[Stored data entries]
-=-=-=-=-
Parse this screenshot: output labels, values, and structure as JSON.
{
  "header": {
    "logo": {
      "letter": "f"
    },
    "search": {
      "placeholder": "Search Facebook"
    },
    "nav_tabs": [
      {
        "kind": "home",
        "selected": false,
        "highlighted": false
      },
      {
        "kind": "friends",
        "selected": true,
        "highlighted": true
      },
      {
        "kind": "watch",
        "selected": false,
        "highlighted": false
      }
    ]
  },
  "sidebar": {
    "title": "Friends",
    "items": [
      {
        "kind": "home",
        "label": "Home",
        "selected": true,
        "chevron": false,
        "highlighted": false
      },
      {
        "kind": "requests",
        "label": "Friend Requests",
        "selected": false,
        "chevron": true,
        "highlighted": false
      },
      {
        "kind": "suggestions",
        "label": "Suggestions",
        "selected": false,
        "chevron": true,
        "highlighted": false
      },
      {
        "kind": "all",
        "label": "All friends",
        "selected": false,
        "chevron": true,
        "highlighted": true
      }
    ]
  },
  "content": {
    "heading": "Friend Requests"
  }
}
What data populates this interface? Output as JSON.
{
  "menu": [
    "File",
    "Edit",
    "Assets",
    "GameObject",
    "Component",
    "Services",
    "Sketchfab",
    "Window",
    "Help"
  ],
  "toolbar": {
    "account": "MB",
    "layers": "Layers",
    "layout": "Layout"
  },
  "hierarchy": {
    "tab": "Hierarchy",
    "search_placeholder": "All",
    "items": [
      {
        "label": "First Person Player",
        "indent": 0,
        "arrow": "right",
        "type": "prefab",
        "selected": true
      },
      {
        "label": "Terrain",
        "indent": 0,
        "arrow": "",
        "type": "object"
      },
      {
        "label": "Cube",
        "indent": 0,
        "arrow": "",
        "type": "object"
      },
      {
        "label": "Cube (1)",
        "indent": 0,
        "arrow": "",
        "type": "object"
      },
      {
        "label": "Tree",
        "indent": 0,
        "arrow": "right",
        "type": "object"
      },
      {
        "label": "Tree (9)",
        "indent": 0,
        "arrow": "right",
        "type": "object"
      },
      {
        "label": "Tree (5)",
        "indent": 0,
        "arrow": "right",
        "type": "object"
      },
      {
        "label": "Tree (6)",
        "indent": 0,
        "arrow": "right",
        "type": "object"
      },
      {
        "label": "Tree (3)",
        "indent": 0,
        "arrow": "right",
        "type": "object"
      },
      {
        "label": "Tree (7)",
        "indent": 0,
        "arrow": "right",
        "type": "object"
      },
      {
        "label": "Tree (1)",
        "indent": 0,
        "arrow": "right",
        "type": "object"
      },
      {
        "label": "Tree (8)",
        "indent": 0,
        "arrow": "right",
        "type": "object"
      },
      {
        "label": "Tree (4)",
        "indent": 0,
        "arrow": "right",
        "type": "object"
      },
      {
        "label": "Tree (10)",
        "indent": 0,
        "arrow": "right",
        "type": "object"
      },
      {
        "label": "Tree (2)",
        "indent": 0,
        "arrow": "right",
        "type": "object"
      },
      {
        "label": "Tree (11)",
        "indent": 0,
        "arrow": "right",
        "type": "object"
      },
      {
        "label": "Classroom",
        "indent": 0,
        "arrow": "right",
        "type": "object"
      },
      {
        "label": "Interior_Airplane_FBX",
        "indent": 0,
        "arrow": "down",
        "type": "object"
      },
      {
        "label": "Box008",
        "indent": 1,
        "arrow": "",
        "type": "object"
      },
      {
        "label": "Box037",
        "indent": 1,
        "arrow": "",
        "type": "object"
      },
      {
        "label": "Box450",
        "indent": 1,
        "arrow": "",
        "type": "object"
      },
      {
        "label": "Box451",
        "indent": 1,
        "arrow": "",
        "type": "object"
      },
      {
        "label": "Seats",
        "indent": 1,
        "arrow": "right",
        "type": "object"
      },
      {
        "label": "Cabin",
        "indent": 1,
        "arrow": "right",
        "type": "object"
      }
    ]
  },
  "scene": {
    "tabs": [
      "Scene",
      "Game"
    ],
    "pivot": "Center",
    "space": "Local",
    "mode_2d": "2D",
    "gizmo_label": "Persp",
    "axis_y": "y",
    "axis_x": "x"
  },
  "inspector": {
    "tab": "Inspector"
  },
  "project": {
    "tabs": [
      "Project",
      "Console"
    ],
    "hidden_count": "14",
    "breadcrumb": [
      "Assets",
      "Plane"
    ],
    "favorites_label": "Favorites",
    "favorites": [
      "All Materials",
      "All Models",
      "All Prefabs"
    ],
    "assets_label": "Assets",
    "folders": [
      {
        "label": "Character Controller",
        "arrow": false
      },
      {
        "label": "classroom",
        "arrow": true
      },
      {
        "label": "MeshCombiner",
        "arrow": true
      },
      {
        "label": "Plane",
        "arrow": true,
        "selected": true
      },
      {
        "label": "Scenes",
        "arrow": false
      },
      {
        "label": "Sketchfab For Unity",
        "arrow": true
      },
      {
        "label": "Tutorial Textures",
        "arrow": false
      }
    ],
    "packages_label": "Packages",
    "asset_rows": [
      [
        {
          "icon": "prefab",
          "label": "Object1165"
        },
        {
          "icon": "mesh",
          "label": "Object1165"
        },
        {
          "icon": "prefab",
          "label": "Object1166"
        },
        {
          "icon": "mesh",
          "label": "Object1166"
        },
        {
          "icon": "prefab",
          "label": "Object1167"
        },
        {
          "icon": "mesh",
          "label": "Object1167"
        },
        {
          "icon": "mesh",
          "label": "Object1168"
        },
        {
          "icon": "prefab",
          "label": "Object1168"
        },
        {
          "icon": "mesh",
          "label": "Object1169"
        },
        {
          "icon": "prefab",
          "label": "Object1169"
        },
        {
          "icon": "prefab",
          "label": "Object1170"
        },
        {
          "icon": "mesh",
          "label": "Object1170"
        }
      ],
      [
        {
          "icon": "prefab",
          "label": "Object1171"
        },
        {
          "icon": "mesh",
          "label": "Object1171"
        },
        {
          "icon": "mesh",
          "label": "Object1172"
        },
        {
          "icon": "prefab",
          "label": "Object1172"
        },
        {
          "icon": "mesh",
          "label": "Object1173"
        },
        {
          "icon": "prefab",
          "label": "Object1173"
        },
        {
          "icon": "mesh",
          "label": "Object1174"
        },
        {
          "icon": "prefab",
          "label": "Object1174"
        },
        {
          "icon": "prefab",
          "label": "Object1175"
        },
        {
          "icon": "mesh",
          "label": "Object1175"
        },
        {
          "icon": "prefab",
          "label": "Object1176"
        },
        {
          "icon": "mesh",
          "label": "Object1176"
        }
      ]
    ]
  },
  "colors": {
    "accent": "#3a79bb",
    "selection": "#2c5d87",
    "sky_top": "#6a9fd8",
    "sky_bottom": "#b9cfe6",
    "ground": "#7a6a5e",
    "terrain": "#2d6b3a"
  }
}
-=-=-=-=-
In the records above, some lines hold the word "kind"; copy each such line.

TASK ANSWER →
        "kind": "home",
        "kind": "friends",
        "kind": "watch",
        "kind": "home",
        "kind": "requests",
        "kind": "suggestions",
        "kind": "all",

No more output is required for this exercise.